RECORDS FOR PROCESSING below:
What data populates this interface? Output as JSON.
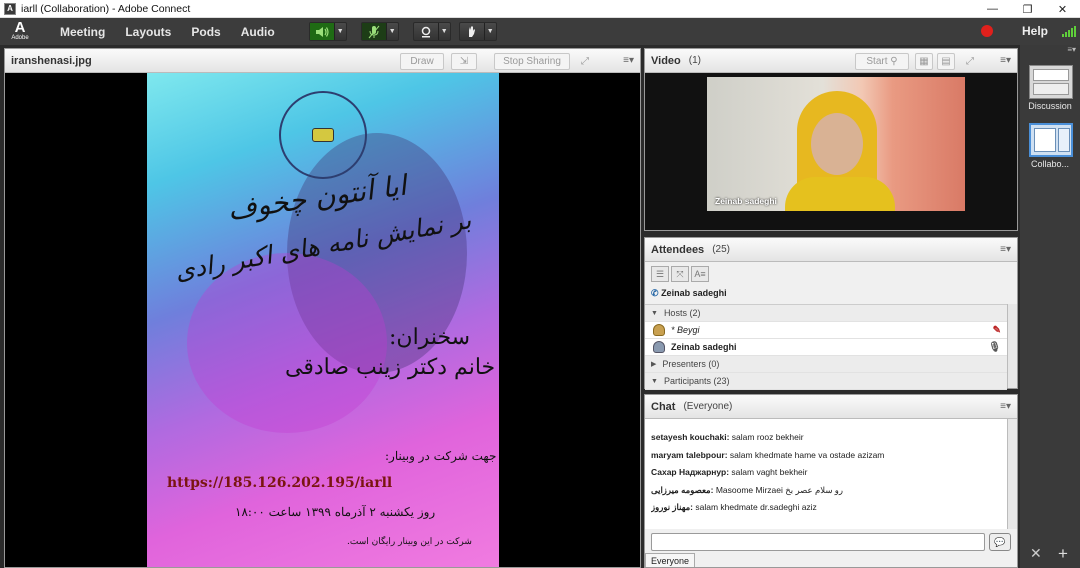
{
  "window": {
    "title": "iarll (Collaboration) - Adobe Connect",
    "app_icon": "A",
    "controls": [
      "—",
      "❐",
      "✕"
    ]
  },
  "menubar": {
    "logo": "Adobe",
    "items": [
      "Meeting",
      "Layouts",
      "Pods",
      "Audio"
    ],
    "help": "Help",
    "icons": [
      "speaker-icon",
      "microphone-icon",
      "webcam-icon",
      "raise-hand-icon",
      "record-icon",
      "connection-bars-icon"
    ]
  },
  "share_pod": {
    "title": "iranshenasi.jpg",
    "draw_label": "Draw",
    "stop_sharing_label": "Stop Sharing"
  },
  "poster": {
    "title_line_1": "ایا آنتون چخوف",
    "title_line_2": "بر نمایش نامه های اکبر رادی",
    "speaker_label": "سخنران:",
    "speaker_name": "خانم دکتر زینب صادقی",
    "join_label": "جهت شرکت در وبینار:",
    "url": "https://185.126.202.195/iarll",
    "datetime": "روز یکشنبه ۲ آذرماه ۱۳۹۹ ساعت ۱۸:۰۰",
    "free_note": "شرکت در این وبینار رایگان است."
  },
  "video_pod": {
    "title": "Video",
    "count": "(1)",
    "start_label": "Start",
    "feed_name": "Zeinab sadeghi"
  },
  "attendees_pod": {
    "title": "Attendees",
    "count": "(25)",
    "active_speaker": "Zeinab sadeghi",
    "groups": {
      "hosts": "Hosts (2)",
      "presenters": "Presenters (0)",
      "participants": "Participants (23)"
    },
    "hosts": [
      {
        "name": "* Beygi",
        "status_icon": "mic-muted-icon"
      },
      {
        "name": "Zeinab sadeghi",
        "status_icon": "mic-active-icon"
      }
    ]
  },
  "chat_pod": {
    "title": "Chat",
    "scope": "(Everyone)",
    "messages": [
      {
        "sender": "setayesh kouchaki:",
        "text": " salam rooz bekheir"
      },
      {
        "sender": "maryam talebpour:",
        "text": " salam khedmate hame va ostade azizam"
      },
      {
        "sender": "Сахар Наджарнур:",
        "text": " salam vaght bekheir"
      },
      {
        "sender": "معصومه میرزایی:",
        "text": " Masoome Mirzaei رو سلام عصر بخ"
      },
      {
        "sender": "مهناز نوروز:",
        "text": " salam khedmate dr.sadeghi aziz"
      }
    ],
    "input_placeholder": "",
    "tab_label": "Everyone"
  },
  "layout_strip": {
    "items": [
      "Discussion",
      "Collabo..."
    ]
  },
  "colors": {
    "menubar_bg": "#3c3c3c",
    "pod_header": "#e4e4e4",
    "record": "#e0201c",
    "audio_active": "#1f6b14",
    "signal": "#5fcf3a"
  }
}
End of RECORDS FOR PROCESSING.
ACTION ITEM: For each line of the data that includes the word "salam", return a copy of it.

EXERCISE SOLUTION:
        "text": " salam rooz bekheir"
        "text": " salam khedmate hame va ostade azizam"
        "text": " salam vaght bekheir"
        "text": " salam khedmate dr.sadeghi aziz"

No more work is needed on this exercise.